For most of WHRO’s pledge drives, social media promotion has been utilized to promote volunteer groups who man the phones, recognize food donors who keep the volunteers fed and highlights of local talent who take over the airwaves. Engagement for this type of approach has been less than stellar, so I decided to shake it up.

Dwight Davis, the program director and on-air talent for our 24/7 classical station WHRO-FM was chosen to take over all of the social media pages for the station for one day of the drive. Messages in Dwight’s voice were crafted for his take-over; engaging photos and videos were created; and content surrounding an unlikely social media topic for our audience was chosen – Classical Music. The campaign started at 6am and ended at 9PM with a final post. Over 38 messages were posted on a single channel – much more than the typical eight to ten posts. Six channels total were used, including Facebook and Twitter.

Humor was a huge component to the success of the campaign. Taking a topic that has traditionally been revered as serious and untouchable from humor was turned upside down and the results were amazing. The overall reach between the multi-channel take-over exceeded 100,000 for one day and engagement numbers at about 20,000.

The irony of the entire project is that Dwight didn’t even have a Facebook profile and had no interest at all in social media.
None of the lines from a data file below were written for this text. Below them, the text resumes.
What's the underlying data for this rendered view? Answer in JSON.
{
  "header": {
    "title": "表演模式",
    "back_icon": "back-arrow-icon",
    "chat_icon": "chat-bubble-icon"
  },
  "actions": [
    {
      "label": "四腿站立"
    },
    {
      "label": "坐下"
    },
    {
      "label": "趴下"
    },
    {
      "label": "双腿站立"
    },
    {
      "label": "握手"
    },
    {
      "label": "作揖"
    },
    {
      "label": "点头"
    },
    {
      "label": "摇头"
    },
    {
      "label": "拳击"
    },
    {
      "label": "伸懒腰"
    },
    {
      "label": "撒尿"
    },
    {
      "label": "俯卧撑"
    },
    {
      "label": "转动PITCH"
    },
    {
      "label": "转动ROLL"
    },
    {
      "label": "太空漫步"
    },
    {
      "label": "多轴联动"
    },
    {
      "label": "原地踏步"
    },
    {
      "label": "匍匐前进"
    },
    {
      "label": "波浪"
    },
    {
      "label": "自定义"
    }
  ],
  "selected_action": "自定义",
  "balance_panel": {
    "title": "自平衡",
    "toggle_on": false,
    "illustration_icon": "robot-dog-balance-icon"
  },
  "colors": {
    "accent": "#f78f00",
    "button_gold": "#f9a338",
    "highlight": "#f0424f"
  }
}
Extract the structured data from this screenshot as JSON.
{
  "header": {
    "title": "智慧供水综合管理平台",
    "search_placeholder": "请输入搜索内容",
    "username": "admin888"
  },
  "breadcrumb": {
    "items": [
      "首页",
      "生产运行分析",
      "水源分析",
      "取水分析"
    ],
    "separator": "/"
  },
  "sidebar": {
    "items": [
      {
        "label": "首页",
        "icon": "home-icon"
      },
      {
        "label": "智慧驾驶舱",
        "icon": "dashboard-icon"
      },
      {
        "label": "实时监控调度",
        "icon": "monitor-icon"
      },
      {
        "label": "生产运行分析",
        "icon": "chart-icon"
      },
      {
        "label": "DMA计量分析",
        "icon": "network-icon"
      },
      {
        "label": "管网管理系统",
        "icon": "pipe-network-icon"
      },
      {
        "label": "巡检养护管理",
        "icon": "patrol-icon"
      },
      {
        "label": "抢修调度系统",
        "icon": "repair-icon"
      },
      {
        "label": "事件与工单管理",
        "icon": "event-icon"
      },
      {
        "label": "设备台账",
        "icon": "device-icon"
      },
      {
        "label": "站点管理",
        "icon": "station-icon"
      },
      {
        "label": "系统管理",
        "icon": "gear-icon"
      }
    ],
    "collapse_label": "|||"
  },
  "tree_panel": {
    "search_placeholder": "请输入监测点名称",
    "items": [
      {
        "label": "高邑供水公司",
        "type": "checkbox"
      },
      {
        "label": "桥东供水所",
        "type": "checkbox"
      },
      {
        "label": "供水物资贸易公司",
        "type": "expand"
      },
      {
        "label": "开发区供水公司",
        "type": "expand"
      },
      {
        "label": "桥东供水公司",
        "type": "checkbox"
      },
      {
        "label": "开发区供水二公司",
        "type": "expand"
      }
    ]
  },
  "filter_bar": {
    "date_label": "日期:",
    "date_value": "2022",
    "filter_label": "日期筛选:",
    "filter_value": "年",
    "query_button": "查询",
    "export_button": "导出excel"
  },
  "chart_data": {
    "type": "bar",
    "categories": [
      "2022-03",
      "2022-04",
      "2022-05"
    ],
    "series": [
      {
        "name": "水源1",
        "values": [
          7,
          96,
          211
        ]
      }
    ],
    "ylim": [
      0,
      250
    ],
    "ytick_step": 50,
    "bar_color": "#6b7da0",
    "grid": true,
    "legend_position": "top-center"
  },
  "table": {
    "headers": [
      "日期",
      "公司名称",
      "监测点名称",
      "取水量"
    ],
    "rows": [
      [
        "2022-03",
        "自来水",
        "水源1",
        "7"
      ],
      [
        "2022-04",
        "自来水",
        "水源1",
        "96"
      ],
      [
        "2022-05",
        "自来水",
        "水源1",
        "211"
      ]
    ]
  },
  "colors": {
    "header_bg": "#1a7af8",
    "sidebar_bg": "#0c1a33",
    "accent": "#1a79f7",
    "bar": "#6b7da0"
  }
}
At 6am, all of the profile images and covers for 8 of our social media channels where changed to images of Dwight. Here is an example of the first message that was posted, letting our online audience know of the take-over with a few samples that followed throughout the day:

Dwight Davis Starts the Take Over

Dwight Davis Starts the Take Over

 

 

 

 

 

 

 

Dwight Back in the Day

Dwight Back in the Day

 

 

 

 

 

 

 

 

A little classical humor

A little classical humor

 

 

 

 

 

 

 

 

Dwight dawns a hoodie

Dwight dons a hoodie

 

 

 

 

 

 

 

 

"Rrrrrrr-ghghghghgh!"

“Rrrrrrr-ghghghghgh!”

 

 

 

 

 

 

 

 

Dwight locks President out of studio

Dwight locks President out of studio